Volume 79, Issue 1
Sasun: The History of an 1890s Armenian Revolt.
By Justin McCarthy, Ömer Turan, and Cemalettin Taskiran.
(Salt Lake City, UT: University of Utah Press, 2014. Pp. 496. $32.00.)
By Richard G. Hovannisian
The Sasun crisis in 1894 was a watershed in Ottoman-Armenian history, as it marked the beginning of the process of elimination of the native Armenian population, continuing with widespread massacres in 1895-1896 and in 1909 and culminating in the genocidal deportations and massacres of 1915 to 1923. The historiography of more than a century has described and analyzed in detail the tribulations of the Armenian peasantry in the mountains of Sasun in the eastern reaches of the Ottoman Empire, their being stirred up by revolutionaries to resist Kurdish predations, and their victimization in 1894, reportedly with the involvement of regular Turkish armed forces.
Admittedly, the Sasun crisis was complex with rapidly changing political and economic structures affected by the extension of firmer governmental control in the eastern Ottoman provinces, the sharpening of tensions between the Armenian peasantry and the local Kurdish tribesmen and their exacting agha chieftains, and the agitation of Armenian political activists who urged the villagers to stand firm against the heightened exploitation. These and other factors created a deadly scenario of Armenian resistance, Kurdish retribution, and Turkish military involvement, ending in brutal killings and plunder of large numbers of Sasun-Armenians and the destruction of many villages.

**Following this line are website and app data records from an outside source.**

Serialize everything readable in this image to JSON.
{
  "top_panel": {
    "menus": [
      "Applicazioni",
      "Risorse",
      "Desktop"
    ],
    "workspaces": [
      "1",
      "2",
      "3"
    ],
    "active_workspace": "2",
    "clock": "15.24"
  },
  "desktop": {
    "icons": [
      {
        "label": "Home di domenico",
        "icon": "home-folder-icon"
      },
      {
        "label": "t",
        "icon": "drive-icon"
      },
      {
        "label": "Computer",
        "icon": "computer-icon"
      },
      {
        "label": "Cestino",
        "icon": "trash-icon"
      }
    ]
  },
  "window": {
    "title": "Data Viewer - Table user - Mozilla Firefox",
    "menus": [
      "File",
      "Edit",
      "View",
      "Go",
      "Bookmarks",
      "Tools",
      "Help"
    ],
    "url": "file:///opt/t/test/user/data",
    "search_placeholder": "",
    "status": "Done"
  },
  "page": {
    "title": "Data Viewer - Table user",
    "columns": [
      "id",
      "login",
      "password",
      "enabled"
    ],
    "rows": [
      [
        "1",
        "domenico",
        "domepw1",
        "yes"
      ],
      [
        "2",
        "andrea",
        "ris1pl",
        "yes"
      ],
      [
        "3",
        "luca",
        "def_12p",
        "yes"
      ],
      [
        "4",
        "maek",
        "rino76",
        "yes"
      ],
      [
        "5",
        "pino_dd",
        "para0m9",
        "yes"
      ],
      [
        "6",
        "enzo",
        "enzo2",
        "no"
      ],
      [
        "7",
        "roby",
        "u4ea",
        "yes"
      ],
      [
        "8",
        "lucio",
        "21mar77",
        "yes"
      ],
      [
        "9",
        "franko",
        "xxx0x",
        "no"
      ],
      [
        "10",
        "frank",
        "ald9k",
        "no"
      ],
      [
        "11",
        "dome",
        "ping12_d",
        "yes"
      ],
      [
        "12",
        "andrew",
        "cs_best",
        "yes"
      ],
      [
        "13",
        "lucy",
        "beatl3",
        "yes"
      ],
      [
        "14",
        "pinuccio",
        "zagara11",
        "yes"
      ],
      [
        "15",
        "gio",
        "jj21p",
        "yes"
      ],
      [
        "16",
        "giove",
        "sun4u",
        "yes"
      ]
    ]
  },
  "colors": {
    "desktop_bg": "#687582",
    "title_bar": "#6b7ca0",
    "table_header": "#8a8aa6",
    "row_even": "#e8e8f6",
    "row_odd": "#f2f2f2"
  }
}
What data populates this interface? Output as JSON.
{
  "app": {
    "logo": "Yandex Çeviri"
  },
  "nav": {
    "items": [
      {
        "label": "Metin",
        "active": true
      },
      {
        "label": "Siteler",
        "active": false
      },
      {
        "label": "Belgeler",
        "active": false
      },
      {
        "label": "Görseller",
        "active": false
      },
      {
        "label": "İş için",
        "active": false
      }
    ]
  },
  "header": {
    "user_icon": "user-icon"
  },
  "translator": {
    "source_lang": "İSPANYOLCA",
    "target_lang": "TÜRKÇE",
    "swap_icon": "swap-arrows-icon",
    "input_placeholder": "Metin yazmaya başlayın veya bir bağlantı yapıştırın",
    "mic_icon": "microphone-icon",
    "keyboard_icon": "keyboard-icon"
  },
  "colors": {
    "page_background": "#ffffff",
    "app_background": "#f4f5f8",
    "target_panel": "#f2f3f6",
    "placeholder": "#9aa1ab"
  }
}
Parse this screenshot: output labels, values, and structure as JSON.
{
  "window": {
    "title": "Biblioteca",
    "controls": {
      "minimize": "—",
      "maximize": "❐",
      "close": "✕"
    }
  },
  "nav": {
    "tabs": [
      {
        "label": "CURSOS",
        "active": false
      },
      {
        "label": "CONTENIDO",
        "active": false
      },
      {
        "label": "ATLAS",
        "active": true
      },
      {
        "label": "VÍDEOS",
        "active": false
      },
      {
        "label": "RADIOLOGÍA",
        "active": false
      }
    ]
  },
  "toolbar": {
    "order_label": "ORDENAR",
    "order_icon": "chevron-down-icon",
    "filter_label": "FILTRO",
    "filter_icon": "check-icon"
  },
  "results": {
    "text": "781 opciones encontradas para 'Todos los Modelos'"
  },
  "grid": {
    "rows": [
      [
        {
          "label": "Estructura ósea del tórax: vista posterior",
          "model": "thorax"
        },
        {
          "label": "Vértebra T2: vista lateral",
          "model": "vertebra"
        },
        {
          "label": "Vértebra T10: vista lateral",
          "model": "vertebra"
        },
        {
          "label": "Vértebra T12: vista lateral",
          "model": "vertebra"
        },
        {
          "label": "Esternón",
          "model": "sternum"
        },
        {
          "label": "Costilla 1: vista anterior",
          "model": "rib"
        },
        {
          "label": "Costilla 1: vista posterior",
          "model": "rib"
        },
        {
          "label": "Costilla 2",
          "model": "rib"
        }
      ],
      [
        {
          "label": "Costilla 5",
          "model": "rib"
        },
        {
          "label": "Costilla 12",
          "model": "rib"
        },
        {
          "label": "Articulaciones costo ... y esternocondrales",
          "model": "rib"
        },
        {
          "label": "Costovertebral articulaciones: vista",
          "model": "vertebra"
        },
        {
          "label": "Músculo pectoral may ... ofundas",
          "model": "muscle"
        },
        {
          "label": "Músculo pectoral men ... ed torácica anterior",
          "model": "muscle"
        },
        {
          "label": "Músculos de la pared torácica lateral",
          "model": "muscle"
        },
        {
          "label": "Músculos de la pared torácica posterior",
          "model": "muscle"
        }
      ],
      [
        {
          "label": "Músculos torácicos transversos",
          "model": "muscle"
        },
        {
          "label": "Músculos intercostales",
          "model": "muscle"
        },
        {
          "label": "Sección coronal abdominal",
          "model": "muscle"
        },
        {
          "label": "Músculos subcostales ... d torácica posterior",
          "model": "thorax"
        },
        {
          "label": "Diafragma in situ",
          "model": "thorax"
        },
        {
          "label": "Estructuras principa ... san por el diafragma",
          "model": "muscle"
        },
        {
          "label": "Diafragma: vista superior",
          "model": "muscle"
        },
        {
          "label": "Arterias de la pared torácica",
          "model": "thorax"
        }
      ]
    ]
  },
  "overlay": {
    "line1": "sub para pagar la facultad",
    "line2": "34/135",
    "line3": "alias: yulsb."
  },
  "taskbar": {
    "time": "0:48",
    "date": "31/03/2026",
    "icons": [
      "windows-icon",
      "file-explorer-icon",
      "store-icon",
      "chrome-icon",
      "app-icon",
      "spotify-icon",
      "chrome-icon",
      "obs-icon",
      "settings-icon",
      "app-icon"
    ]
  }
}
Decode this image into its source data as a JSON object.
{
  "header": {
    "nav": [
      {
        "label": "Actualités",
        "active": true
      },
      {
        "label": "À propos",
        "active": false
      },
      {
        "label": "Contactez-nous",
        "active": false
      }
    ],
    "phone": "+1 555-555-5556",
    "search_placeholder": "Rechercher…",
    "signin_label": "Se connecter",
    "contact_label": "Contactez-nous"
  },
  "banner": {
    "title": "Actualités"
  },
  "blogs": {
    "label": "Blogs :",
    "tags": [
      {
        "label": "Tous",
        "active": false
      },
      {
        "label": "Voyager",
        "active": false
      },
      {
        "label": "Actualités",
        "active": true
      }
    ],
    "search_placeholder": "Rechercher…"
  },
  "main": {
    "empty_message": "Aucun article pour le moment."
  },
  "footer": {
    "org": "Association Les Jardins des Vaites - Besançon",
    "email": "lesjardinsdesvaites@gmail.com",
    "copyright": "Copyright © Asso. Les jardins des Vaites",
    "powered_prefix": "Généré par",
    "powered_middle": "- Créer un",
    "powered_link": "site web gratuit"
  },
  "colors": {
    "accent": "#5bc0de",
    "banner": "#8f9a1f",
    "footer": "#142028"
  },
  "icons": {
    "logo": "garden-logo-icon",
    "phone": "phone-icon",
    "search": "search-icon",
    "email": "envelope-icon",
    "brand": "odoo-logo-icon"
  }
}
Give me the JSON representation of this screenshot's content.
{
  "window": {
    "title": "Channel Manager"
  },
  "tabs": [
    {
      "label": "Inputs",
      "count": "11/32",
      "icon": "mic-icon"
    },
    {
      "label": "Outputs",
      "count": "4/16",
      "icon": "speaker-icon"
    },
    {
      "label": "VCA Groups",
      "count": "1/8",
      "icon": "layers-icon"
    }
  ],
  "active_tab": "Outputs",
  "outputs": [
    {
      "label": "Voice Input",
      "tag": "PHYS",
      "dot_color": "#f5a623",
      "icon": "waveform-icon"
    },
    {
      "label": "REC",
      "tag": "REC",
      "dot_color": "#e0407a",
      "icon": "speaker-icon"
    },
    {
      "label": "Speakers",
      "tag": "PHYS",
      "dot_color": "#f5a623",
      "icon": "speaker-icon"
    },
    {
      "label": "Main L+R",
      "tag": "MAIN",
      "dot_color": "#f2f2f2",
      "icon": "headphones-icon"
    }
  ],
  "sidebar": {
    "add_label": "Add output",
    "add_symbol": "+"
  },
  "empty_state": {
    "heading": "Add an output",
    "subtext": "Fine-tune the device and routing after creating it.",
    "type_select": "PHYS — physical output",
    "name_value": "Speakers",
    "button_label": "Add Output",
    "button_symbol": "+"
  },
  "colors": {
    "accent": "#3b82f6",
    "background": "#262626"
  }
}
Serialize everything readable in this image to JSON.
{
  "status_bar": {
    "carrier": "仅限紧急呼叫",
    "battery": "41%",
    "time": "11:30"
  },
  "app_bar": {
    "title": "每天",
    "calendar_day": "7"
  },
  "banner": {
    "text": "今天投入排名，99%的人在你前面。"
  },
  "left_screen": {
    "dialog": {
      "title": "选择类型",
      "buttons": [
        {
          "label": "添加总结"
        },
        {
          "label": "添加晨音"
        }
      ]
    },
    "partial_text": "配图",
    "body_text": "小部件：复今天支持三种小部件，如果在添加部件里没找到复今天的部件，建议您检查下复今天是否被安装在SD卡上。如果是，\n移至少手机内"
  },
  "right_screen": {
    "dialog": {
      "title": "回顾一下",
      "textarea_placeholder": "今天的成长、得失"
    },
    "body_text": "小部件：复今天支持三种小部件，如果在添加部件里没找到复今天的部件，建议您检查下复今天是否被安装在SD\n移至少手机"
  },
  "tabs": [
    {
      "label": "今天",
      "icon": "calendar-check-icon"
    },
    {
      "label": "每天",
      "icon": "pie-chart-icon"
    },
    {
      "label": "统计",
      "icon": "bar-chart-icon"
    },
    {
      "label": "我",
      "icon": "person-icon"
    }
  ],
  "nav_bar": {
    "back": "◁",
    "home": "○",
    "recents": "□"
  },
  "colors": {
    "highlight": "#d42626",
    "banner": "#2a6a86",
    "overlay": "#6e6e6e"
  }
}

In this volume, as it were, the authors set out to debunk what they consider to be the Sasun myth. To that end, the voluminous corpus of contemporary press accounts, missionary reports, consular dispatches, diplomatic correspondence and official publications, and the findings of the European delegates attached to the Ottoman Commission of Inquiry that were subsequently sent to the region are examined. Each, in turn, is found to have contributed to the distortion of what really happened and to creating the false impression of Armenian victimhood and Turkish and Kurdish aggression, when, as the authors would have it, the Armenians were in revolt and the truth was more or less the opposite. Nearly half the volume is meant to discredit the condemnatory report submitted by the European delegates attached to the Sasun Commission of Inquiry, though almost all the rest of the book focuses on the prejudice and irresponsible reporting of European consular and embassy officials, missionaries, journalists and publishers, and Armenian witnesses. The authors attribute this fable of murder and mayhem in Sasun to Western, especially British, propaganda and hostility toward Turks and Islam and to a desire to find a pretext to interfere further in Ottoman affairs, purportedly to assist the oppressed Christian minority.
The introductory pages of the text do offer some useful information on the demography and geography of Sasun, but there is little more that can be said to commend the collective labor that was committed for this work. The book lacks any serious discussion of the actual complaints of the Armenians that led to the formation of revolutionary societies, which are blamed for the Sasun incidents. The extensive scholarly literature on the subject, which reaches conclusions fully contrary to those put forward by the authors, is dismissed out of hand in a terse, two-page “Bibliographical Note.” It appears that Sasun: The History of an 1890s Armenian Revolt is only one of a series of revisionist treatises emanating from the University of Utah Press, with funding from the Turkish Coalition of America.
Constructive revisionist history is often timely and persuasive, as it challenges outdated concepts and interpretations. In this case, however, the arguments are disappointingly skewed and unconvincing.